Why Foreign Banks Are Still Cautious About Dealing With Iran

Iranian president Hassan Rouhani at the Campidoglio palace in Rome, Italy, as he begins his four-day visit to Europe, January 25. Alessandro Bianchi/Reuters

LONDON (Reuters) - Iran on Thursday called on the United States to make a clear public pledge that it would not penalize European banks for legitimate trade with the Islamic Republic.

Many foreign banks are cautious about resuming trade with Iran following January's nuclear deal because they fear being caught up in ongoing U.S. sanctions.

"Rebuilding the confidence of the banks that the United States will not re-intervene in their relations with Iran may require some further assurance from the United States," Zarif said at Chatham House in London.

"We don't need any more legalese - we need clear precise assurances that banks can do business with Iran," he said. "I hope that is fast coming because if not it would be a problem of implementation."

Although world powers lifted many crippling sanctions against Iran in return for the country complying with a deal to curb its nuclear ambitions, some restrictions remain in place

Washington still prevents U.S. nationals, banks and insurers from trading with Iran and also prohibit any trades with Iran in U.S. dollars from being processed via the U.S. financial system.

This is a significant complication given the dollar's role as the world's main business currency.

European banks are also cautious - with some, including Deutsche Bank, remembering past fines from U.S. regulators for breaking sanctions,

When asked about trade with Britain, Zarif said that good economic and commercial relations could resume.

"Iran and Britain have had traditionally good commercial and economic relations and I think those can resume," Zarif said. "We need to work together on moving the political relations forward."

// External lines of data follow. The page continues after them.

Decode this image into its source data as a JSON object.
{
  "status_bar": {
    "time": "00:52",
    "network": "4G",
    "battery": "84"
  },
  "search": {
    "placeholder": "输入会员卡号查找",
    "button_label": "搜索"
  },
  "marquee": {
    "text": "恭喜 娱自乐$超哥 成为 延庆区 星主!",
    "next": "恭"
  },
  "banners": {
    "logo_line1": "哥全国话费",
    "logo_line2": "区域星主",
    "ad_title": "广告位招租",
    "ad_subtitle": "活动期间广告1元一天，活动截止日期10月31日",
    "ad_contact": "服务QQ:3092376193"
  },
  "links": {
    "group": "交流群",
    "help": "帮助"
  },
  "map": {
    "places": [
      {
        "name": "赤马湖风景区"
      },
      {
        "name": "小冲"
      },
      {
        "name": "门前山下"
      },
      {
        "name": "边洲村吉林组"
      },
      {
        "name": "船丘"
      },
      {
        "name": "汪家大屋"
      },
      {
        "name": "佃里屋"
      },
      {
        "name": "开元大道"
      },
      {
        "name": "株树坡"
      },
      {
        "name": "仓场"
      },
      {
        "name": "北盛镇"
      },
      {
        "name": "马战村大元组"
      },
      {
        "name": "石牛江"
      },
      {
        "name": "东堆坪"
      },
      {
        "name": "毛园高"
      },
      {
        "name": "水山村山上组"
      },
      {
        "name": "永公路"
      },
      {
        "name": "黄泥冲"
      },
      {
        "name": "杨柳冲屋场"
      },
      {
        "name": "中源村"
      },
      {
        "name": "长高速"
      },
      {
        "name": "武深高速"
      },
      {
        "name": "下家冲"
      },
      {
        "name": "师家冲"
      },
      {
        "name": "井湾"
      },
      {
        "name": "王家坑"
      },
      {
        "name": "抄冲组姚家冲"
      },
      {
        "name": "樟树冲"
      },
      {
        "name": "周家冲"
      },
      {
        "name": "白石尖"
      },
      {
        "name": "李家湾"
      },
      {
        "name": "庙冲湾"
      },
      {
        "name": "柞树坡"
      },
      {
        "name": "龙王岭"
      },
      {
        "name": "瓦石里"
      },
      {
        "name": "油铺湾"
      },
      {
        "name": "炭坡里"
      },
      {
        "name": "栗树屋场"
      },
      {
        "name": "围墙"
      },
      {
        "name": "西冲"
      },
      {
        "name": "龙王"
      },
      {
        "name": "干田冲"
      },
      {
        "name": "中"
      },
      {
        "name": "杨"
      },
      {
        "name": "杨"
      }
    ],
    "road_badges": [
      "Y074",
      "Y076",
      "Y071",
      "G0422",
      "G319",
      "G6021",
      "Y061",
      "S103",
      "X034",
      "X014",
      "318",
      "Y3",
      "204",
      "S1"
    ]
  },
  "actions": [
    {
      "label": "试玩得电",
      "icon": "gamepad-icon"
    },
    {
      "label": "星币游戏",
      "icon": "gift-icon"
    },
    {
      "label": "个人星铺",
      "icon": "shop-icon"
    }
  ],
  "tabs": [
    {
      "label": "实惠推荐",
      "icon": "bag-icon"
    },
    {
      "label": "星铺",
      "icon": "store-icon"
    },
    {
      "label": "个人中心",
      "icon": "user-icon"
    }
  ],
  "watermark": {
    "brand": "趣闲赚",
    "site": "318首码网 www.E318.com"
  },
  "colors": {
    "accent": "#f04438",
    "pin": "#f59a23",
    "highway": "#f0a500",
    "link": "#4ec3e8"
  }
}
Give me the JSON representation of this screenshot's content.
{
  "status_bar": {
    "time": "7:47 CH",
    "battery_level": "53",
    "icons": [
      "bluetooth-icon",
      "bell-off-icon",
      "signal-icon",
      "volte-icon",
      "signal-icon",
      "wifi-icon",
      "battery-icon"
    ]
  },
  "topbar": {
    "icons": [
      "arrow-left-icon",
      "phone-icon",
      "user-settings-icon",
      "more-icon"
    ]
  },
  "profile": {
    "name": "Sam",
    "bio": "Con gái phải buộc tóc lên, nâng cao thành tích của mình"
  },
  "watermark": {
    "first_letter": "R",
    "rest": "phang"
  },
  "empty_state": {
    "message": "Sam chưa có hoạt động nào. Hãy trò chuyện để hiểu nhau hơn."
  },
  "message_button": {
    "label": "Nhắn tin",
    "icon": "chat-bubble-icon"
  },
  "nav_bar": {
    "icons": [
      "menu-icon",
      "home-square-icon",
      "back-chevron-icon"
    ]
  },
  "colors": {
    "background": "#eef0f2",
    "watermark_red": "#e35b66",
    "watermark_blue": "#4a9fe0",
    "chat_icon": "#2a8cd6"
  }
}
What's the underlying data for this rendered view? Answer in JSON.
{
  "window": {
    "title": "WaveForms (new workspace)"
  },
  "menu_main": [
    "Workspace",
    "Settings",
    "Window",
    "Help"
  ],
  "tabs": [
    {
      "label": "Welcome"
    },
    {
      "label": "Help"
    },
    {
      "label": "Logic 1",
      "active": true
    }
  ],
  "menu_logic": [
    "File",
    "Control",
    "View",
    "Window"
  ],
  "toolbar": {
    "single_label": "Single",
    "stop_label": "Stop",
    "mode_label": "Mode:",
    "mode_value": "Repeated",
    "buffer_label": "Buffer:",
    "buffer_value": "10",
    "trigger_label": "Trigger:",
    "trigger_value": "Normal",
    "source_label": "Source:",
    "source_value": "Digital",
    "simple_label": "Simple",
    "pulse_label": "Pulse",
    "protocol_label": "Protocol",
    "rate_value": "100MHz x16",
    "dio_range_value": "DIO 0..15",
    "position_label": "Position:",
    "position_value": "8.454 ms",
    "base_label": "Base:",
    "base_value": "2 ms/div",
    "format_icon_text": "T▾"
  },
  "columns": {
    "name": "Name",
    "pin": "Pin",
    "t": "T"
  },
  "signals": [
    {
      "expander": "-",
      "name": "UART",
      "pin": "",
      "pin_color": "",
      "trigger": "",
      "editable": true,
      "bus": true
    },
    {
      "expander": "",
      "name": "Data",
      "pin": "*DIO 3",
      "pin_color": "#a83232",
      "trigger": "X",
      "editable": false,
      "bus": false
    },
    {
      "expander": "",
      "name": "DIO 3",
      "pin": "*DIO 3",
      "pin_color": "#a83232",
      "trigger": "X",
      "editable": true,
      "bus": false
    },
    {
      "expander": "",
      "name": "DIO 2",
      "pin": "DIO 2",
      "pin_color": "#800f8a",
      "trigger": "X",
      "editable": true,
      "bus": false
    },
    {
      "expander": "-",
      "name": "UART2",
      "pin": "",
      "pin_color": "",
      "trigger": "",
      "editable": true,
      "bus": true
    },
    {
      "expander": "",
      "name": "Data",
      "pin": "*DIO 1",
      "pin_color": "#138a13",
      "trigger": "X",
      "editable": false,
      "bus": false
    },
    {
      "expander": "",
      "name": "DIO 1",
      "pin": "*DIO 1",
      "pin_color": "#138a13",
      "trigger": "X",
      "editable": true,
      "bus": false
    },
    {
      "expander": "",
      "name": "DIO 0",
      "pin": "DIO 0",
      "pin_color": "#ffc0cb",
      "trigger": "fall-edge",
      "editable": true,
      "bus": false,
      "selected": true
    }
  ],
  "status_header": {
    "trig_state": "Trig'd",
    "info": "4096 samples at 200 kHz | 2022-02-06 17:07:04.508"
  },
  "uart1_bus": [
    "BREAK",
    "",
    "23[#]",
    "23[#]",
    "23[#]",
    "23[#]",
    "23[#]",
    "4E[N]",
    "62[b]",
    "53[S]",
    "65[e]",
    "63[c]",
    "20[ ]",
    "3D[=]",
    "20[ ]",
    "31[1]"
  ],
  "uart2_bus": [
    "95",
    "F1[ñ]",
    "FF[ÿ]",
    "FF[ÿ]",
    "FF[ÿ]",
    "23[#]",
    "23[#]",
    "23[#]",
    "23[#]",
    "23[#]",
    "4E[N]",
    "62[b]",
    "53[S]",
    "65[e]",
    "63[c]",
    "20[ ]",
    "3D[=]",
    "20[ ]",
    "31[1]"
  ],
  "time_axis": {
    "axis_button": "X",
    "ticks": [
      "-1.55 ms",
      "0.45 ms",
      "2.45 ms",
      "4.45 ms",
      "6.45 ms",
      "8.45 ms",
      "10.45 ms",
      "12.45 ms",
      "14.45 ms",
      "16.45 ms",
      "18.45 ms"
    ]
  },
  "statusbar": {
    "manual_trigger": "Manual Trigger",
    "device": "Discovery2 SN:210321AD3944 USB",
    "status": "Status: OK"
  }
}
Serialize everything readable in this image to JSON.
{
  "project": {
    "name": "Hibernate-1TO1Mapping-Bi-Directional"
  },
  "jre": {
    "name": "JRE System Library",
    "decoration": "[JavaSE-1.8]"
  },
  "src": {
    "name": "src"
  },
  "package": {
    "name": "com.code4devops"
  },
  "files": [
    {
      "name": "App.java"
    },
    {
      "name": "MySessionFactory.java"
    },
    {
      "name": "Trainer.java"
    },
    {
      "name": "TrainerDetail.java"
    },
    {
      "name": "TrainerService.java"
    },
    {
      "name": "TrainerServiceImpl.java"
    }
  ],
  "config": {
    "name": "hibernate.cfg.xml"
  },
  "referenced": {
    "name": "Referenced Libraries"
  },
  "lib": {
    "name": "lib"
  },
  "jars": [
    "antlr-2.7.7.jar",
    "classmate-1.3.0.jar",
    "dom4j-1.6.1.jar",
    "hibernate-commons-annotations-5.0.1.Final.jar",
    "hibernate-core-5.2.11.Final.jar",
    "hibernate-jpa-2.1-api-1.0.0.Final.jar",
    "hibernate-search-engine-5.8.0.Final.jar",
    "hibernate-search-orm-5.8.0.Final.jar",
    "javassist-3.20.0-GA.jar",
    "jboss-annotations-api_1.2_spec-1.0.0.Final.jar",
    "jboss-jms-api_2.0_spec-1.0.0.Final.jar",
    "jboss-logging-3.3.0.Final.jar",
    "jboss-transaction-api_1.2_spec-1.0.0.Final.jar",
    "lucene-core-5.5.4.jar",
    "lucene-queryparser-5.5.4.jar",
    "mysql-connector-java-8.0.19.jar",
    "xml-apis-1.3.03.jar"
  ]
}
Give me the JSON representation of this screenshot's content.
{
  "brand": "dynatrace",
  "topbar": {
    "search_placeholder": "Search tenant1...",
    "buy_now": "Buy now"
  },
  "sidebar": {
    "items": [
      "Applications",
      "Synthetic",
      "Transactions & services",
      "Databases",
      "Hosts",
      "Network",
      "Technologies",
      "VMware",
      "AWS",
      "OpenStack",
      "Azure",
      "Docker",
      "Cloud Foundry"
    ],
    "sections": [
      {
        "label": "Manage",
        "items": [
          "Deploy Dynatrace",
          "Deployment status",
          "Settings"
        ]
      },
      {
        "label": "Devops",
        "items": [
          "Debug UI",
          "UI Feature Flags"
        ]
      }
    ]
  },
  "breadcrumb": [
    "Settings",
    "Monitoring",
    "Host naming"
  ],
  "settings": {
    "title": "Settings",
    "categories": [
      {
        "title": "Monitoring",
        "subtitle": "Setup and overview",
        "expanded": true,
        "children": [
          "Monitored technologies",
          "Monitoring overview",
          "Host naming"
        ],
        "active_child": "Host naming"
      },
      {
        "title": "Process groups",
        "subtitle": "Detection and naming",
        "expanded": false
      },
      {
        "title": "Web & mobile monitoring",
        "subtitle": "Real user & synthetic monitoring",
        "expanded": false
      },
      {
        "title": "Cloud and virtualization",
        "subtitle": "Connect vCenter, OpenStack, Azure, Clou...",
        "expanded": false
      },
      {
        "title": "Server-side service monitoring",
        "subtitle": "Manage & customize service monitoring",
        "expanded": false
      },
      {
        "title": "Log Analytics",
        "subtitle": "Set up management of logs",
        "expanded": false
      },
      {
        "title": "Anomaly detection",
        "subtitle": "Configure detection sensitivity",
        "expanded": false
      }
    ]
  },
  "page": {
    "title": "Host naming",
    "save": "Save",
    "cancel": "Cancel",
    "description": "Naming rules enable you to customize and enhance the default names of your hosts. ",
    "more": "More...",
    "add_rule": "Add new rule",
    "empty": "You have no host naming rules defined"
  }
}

Iran has 9.3 percent of the world's proven oil reserves, the fourth largest after Venezuela, Saudi Arabia and Canada, and 18.2 percent of the world's natural gas reserves, bigger even than Russia's 17.4 percent share, according to the BP Statistical Review of World Energy.